Sheffield given four-game suspension
Tigers slugger won't appeal, begins serving it Monday
DETROIT -- Gary Sheffield's quest for 500 home runs will have to wait a while. The Tigers slugger received a four-game suspension from Major League Baseball on Monday for his role in Friday's benches-clearing fracas at Cleveland.
The Tigers announced the suspension Monday afternoon after receiving a call from Major League Baseball. Indians pitcher Fausto Carmona received a six-game suspension, while catcher Victor Martinez and infielder Asdrubal Cabrera each received three-game suspensions and an undisclosed fine.
Sheffield decided not to appeal. His discipline began Monday and will run through Thursday.
"Obviously, we aren't in the playoffs," Sheffield said, "so the better thing to do is just get it over now. That way, it won't go on into next year, and [I can] start over with a clean slate."
He is not wiping his personal slate, however, for the Indians players involved.
Tempers began flaring in Friday's seventh inning, starting when Carmona hit Sheffield with a fastball in the left elbow. It came two batters after Miguel Cabrera hit a two-run homer to pull Detroit in front, and Sheffield believed he was hit intentionally because of it. He walked to first base while still carrying his bat before handing it to the bat boy when he got there.
When Brandon Inge stepped to the plate, Carmona tried a pickoff throw to first base, to which Sheffield took exception. He waved and yelled for Carmona to throw to the plate. Carmona challenged him back, and Sheffield promptly charged the mound.
While Sheffield tried to throw the big-framed Carmona to the ground, Carmona punched Sheffield on the top of his head. Replays showed the Indians' Martinez and Cabrera trying to hit Sheffield.
Tigers second baseman Placido Polanco, also ejected from the game, received neither a fine nor a suspension. Umpires cited him for acting in an aggressive manner in their decision to throw him out of the game, but replays showed him trying to hold back Martinez when he began yelling at Sheffield from across the infield after tensions had eased.
Sheffield pulled no punches in his feelings about the incident and the players involved when he talked with reporters after that game.
"There's a point I get to where it's hard to come back from," Sheffield said Friday. "And when I get to that point, you're going to have to deal with me -- today, tomorrow, until the day I get you."

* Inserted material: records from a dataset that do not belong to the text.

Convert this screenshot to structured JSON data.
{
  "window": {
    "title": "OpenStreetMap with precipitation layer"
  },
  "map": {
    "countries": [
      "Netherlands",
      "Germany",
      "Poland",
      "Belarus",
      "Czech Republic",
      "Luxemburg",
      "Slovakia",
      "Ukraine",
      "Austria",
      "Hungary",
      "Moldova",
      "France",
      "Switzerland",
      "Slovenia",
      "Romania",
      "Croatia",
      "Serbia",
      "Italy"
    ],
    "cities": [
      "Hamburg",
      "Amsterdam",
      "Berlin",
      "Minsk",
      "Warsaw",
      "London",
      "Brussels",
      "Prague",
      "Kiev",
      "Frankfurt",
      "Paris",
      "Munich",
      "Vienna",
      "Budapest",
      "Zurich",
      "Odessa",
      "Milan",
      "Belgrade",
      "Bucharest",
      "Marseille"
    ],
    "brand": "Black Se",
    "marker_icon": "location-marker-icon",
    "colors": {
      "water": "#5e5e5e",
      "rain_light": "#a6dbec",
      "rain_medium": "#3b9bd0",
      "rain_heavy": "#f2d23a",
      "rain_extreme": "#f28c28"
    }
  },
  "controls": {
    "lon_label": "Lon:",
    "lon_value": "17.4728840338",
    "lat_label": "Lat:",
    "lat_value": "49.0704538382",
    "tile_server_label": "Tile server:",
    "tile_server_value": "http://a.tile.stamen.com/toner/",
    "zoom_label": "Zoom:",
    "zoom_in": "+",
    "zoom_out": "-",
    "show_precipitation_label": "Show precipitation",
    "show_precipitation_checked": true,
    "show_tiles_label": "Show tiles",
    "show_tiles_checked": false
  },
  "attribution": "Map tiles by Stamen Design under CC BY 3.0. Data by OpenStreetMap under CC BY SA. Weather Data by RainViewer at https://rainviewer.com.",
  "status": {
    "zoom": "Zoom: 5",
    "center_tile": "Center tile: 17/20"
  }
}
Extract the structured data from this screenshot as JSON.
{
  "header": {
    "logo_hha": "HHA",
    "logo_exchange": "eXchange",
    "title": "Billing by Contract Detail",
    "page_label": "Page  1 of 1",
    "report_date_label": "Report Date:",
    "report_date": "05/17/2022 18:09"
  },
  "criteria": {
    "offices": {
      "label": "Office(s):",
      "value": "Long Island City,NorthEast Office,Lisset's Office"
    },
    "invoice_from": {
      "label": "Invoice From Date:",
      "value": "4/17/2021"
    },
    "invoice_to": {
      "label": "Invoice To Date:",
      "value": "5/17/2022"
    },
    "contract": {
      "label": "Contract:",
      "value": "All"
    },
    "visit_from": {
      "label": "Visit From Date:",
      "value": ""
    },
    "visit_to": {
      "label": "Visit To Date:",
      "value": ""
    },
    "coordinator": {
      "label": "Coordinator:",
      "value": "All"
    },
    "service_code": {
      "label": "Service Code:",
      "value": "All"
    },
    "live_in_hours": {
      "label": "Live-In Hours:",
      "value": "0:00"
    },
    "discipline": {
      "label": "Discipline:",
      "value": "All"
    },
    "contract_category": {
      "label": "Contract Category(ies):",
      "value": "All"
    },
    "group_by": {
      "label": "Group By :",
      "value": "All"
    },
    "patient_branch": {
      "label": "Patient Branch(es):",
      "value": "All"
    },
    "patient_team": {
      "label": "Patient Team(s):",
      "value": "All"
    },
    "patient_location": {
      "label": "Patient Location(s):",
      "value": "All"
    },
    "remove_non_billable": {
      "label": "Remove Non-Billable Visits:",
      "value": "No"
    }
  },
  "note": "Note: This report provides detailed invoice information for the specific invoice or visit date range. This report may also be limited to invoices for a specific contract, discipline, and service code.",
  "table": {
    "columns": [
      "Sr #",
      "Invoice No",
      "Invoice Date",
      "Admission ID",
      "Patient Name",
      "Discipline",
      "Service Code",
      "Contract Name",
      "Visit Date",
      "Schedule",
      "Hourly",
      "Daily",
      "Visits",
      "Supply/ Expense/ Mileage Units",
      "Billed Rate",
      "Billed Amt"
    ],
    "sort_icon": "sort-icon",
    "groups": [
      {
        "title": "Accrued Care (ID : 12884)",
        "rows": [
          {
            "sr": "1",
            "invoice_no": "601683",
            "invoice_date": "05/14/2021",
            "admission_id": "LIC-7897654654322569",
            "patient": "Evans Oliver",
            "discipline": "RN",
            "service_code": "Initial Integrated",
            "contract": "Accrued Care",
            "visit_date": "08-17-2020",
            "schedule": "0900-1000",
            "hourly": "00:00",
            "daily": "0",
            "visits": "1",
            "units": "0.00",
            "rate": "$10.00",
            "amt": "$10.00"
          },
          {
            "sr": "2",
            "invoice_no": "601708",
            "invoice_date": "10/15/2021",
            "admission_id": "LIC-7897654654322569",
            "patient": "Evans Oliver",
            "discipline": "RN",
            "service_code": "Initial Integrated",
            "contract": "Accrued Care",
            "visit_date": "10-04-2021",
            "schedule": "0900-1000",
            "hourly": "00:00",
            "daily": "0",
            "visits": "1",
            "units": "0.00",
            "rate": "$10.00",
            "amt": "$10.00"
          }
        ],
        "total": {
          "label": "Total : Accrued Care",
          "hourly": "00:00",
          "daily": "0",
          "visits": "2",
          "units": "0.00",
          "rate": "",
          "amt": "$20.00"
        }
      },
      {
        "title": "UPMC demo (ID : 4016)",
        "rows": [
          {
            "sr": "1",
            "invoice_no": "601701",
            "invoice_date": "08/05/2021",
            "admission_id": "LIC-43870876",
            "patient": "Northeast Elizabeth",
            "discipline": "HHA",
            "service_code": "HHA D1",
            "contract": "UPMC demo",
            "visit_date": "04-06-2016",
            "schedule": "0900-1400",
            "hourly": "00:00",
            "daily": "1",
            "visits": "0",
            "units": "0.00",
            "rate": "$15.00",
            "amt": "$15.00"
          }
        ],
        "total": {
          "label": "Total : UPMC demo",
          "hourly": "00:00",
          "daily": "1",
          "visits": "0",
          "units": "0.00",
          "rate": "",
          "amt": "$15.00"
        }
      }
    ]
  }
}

Of the players who punched him from behind, Sheffield said, "I saw the tape. I know who they are. And I guarantee you, they'll have to deal with me."
No further incidents happened over the weekend, though Sheffield and Martinez could be seen marking lines in the dirt around home plate when Sheffield stepped into the batters box Sunday.
On Monday, after learning of the penalties, Sheffield was still vowing some sort of payback.
"They're going to be penalized by me, too," he said Monday. "That's just the way it goes."
Asked why he has been so public about retribution, Sheffield said, "When I challenge a man, I challenge him to his face. I'm not going to surprise you with anything. You're going to know I'm coming. That way, you're ready. I want you ready, just like I'm going to be ready. That's what kind of man I am."
Any reaction from Major League Baseball on that matter will not concern him.
"I don't care about any league thing, what they do," he said. "I've got enough money to cover any fine they've got. Trust me."
In Monday's case, he wasn't worried about an appeal, or the suspension's effect on his quest for 500 homers. With Sheffield currently at 497 home runs for his career, he'll need three over the final three games to reach 500 this season.
The downside if he had appealed, of course, is that the suspension could've carried into next year, when the Tigers will be trying to open the season strong and erase the bitter taste of last year's 0-7 start. Moreover, Sheffield has expressed optimism about next season because of his health. With no major injuries, he said he has a chance to go to through his normal, intensive offseason workout routine for the first time in several years, and he's upbeat about how he could perform given that chance.
Jason Beck is a reporter for MLB.com. This story was not subject to the approval of Major League Baseball or its clubs.